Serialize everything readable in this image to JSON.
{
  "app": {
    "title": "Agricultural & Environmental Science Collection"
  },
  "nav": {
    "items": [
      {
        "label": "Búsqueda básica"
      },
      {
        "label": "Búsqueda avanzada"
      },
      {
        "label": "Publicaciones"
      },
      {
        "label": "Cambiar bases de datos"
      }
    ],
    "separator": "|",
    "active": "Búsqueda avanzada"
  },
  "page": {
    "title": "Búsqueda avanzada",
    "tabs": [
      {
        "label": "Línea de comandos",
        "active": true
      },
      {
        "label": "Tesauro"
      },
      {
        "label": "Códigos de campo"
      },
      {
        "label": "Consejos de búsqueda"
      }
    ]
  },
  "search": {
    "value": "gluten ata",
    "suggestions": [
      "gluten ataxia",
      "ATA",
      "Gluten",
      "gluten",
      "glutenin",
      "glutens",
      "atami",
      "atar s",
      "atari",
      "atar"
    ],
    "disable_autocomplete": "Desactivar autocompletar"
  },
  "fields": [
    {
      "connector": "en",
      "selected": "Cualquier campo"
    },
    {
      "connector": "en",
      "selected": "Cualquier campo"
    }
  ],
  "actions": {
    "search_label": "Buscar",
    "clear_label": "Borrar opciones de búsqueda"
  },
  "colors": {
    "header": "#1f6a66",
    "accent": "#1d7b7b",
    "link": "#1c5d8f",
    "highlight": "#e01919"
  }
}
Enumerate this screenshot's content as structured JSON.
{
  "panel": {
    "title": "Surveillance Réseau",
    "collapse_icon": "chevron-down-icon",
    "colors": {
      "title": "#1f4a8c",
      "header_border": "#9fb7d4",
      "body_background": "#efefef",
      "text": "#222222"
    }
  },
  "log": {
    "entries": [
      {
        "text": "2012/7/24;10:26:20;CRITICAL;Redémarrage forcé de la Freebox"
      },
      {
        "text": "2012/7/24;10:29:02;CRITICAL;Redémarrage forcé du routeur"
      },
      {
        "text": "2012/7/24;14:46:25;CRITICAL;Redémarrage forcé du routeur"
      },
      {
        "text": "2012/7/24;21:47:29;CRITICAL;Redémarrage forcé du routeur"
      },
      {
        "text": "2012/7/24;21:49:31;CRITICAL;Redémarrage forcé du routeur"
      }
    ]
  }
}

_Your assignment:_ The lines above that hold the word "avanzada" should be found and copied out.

_Written solution:_
        "label": "Búsqueda avanzada"
    "active": "Búsqueda avanzada"
    "title": "Búsqueda avanzada",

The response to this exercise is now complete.